▶ How to complete this task
In the material below, find every line containing the string "project" and return it.
····················
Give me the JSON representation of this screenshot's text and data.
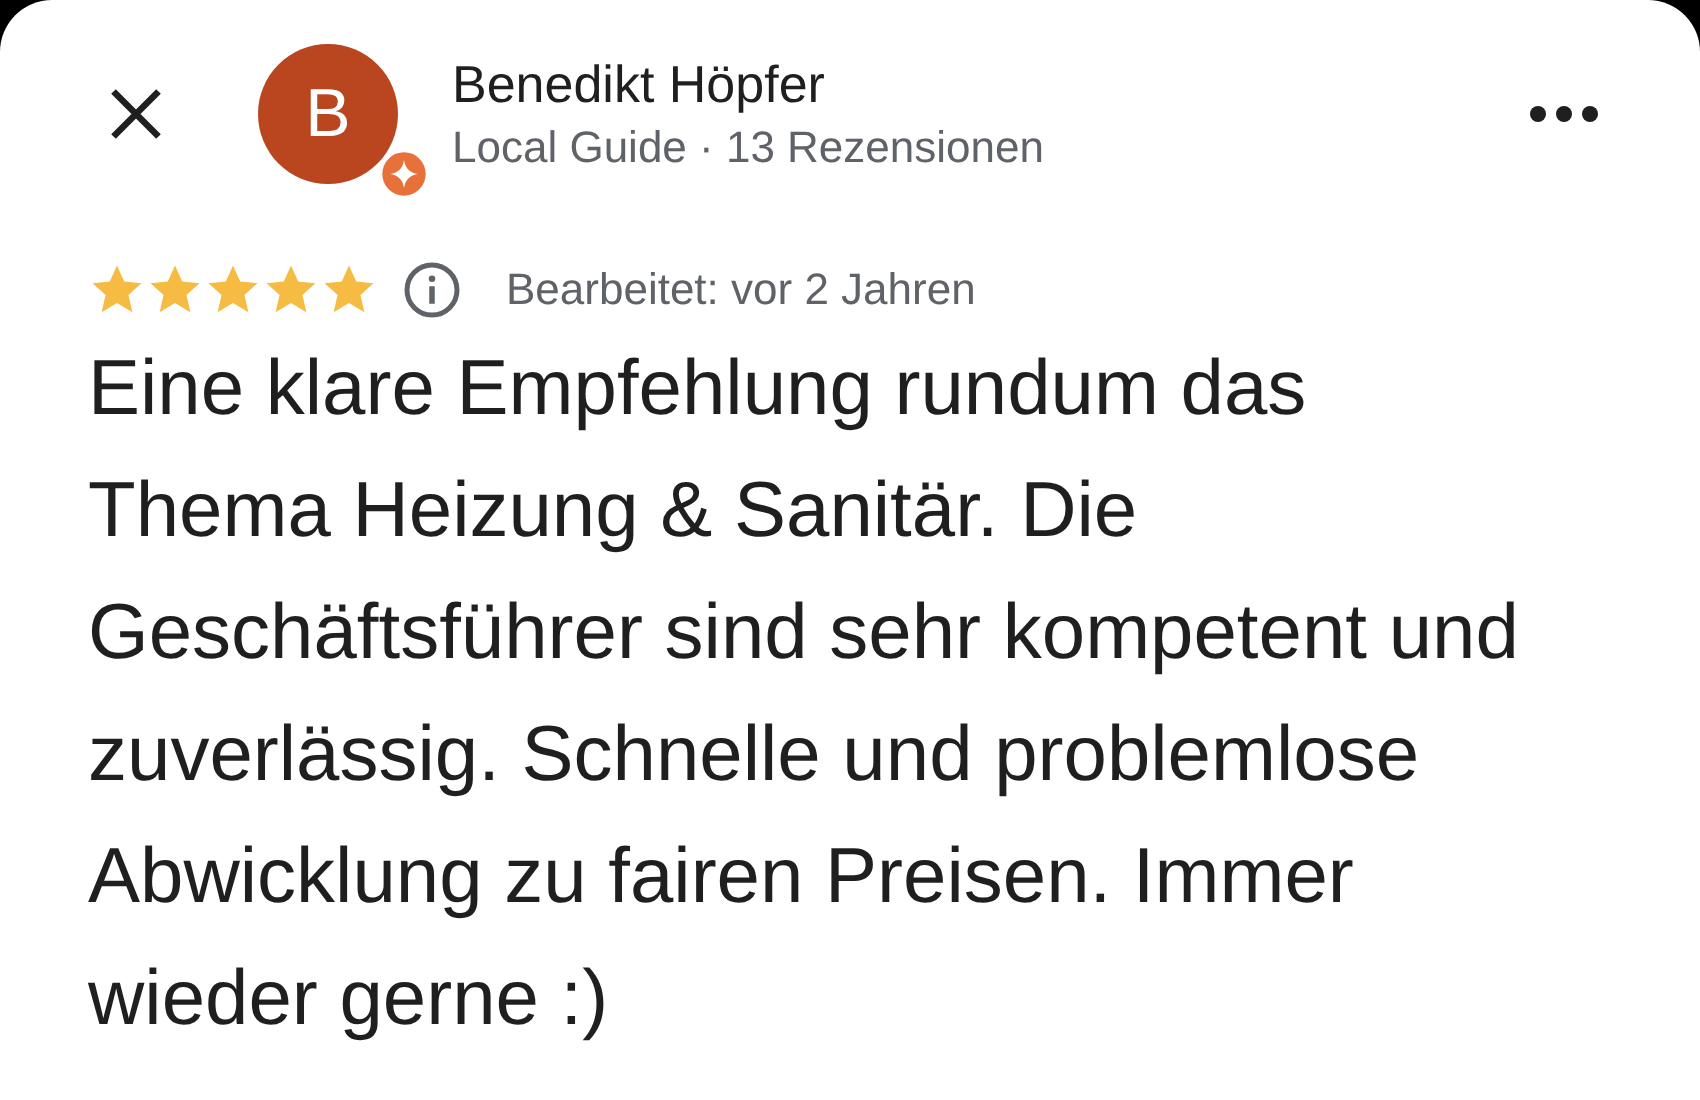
{
  "reviewer": {
    "initial": "B",
    "name": "Benedikt Höpfer",
    "subtitle": "Local Guide · 13 Rezensionen",
    "local_guide": true
  },
  "review": {
    "stars": 5,
    "edited": "Bearbeitet: vor 2 Jahren",
    "text": "Eine klare Empfehlung rundum das Thema Heizung & Sanitär. Die Geschäftsführer sind sehr kompetent und zuverlässig. Schnelle und problemlose Abwicklung zu fairen Preisen. Immer wieder gerne :)"
  }
}
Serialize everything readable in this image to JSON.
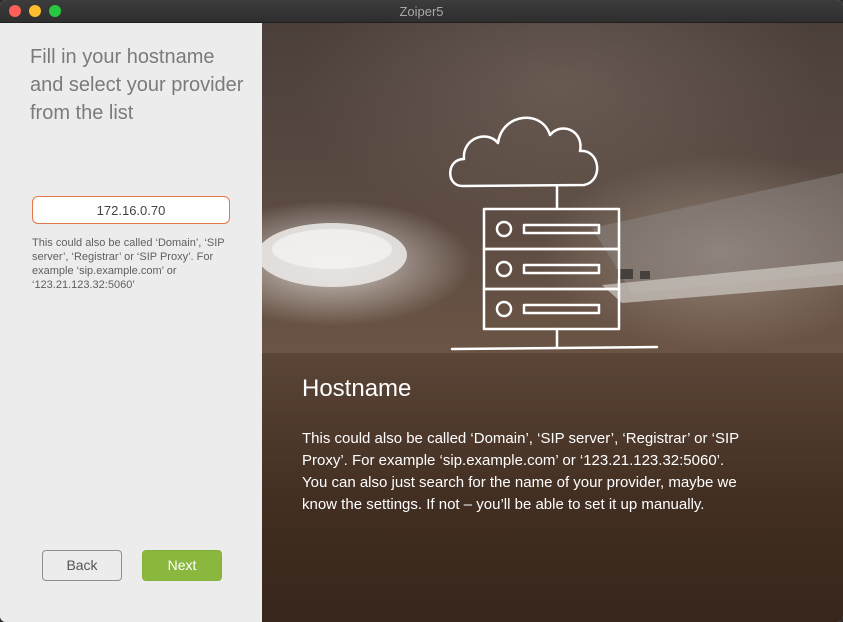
{
  "window": {
    "title": "Zoiper5"
  },
  "left_panel": {
    "heading": "Fill in your hostname and select your provider from the list",
    "hostname_value": "172.16.0.70",
    "hint": "This could also be called ‘Domain’, ‘SIP server’, ‘Registrar’ or ‘SIP Proxy’. For example ‘sip.example.com’ or ‘123.21.123.32:5060’",
    "back_label": "Back",
    "next_label": "Next"
  },
  "right_panel": {
    "title": "Hostname",
    "line1": " This could also be called ‘Domain’, ‘SIP server’, ‘Registrar’ or ‘SIP Proxy’. For example ‘sip.example.com’ or ‘123.21.123.32:5060’.",
    "line2": "You can also just search for the name of your provider, maybe we know the settings. If not – you’ll be able to set it up manually."
  },
  "colors": {
    "accent_input_border": "#e4784a",
    "next_button": "#8ab83e"
  },
  "icons": [
    "cloud-server-icon"
  ]
}
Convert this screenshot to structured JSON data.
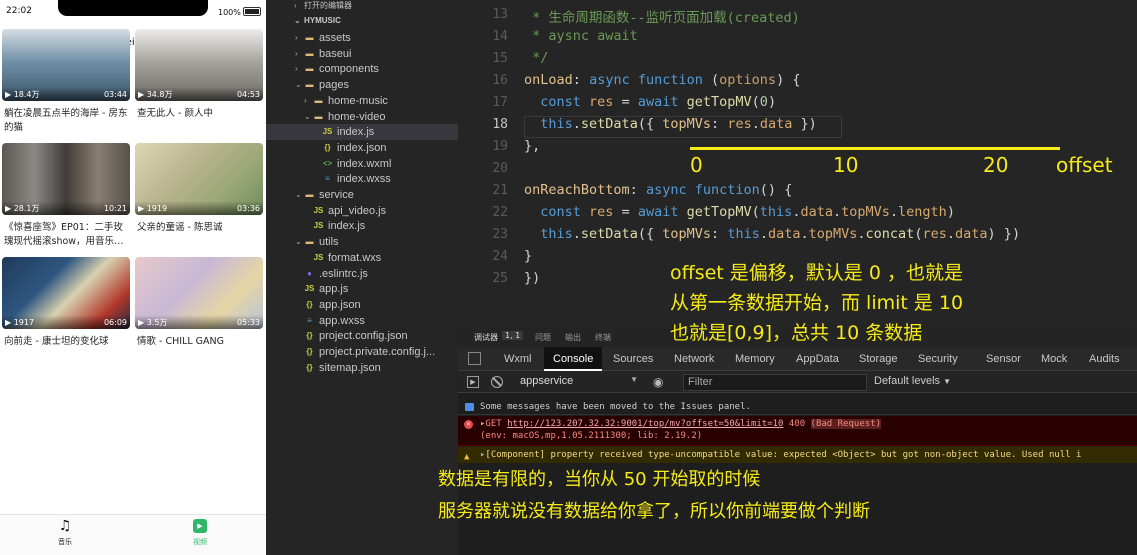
{
  "phone": {
    "status": {
      "time": "22:02",
      "battery": "100%"
    },
    "nav": {
      "title": "Weixin"
    },
    "cards": [
      {
        "views": "18.4万",
        "duration": "03:44",
        "title": "躺在凌晨五点半的海岸 - 房东的猫",
        "color": "#4a6d85"
      },
      {
        "views": "34.8万",
        "duration": "04:53",
        "title": "查无此人 - 颜人中",
        "color": "#8a8782"
      },
      {
        "views": "28.1万",
        "duration": "10:21",
        "title": "《惊喜座驾》EP01：二手玫瑰现代摇滚show，用音乐…",
        "color": "#6e6a66"
      },
      {
        "views": "1919",
        "duration": "03:36",
        "title": "父亲的童谣 - 陈思诚",
        "color": "#b4b18c"
      },
      {
        "views": "1917",
        "duration": "06:09",
        "title": "向前走 - 康士坦的变化球",
        "color": "#2c4a66"
      },
      {
        "views": "3.5万",
        "duration": "05:33",
        "title": "情歌 - CHILL GANG",
        "color": "#c9b8c9"
      }
    ],
    "tabs": [
      {
        "label": "音乐",
        "icon": "music-note-icon"
      },
      {
        "label": "视频",
        "icon": "video-play-icon"
      }
    ],
    "accent": "#2fb768"
  },
  "explorer": {
    "open_editors": "打开的编辑器",
    "project": "HYMUSIC",
    "items": [
      {
        "name": "assets",
        "type": "folder"
      },
      {
        "name": "baseui",
        "type": "folder"
      },
      {
        "name": "components",
        "type": "folder"
      },
      {
        "name": "pages",
        "type": "folder-open"
      },
      {
        "name": "home-music",
        "type": "folder"
      },
      {
        "name": "home-video",
        "type": "folder-open"
      },
      {
        "name": "index.js",
        "type": "js",
        "selected": true
      },
      {
        "name": "index.json",
        "type": "json"
      },
      {
        "name": "index.wxml",
        "type": "wxml"
      },
      {
        "name": "index.wxss",
        "type": "wxss"
      },
      {
        "name": "service",
        "type": "folder-open"
      },
      {
        "name": "api_video.js",
        "type": "js"
      },
      {
        "name": "index.js",
        "type": "js"
      },
      {
        "name": "utils",
        "type": "folder-open"
      },
      {
        "name": "format.wxs",
        "type": "wxs"
      },
      {
        "name": ".eslintrc.js",
        "type": "eslint"
      },
      {
        "name": "app.js",
        "type": "js"
      },
      {
        "name": "app.json",
        "type": "json"
      },
      {
        "name": "app.wxss",
        "type": "wxss"
      },
      {
        "name": "project.config.json",
        "type": "json"
      },
      {
        "name": "project.private.config.j...",
        "type": "json"
      },
      {
        "name": "sitemap.json",
        "type": "json"
      }
    ]
  },
  "editor": {
    "lines": [
      {
        "no": "13",
        "text": " * 生命周期函数--监听页面加载(created)"
      },
      {
        "no": "14",
        "text": " * aysnc await"
      },
      {
        "no": "15",
        "text": " */"
      },
      {
        "no": "16",
        "text": "onLoad: async function (options) {"
      },
      {
        "no": "17",
        "text": "  const res = await getTopMV(0)"
      },
      {
        "no": "18",
        "text": "  this.setData({ topMVs: res.data })"
      },
      {
        "no": "19",
        "text": "},"
      },
      {
        "no": "20",
        "text": ""
      },
      {
        "no": "21",
        "text": "onReachBottom: async function() {"
      },
      {
        "no": "22",
        "text": "  const res = await getTopMV(this.data.topMVs.length)"
      },
      {
        "no": "23",
        "text": "  this.setData({ topMVs: this.data.topMVs.concat(res.data) })"
      },
      {
        "no": "24",
        "text": "}"
      },
      {
        "no": "25",
        "text": "})"
      }
    ],
    "current_line": "18"
  },
  "devtools": {
    "top_tabs": [
      "调试器",
      "1, 1",
      "问题",
      "输出",
      "终端"
    ],
    "tabs": [
      "Wxml",
      "Console",
      "Sources",
      "Network",
      "Memory",
      "AppData",
      "Storage",
      "Security",
      "Sensor",
      "Mock",
      "Audits"
    ],
    "active_tab": "Console",
    "context": "appservice",
    "filter_placeholder": "Filter",
    "levels": "Default levels",
    "messages": {
      "info": "Some messages have been moved to the Issues panel.",
      "error_method": "GET ",
      "error_url": "http://123.207.32.32:9001/top/mv?offset=50&limit=10",
      "error_status": " 400 ",
      "error_status_text": "(Bad Request)",
      "error_env": "(env: macOS,mp,1.05.2111300; lib: 2.19.2)",
      "warning": "[Component] property received type-uncompatible value: expected <Object> but got non-object value. Used null i"
    }
  },
  "annotations": {
    "axis_labels": [
      "0",
      "10",
      "20"
    ],
    "axis_word": "offset",
    "note1": [
      "offset 是偏移，默认是 0 ，也就是",
      "从第一条数据开始，而 limit 是 10",
      "也就是[0,9]，总共 10 条数据"
    ],
    "note2": [
      "数据是有限的，当你从 50 开始取的时候",
      "服务器就说没有数据给你拿了，所以你前端要做个判断"
    ],
    "color": "#f6eb16"
  }
}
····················
▶ Written answer
    "project": "HYMUSIC",
        "name": "project.config.json",
        "name": "project.private.config.j...",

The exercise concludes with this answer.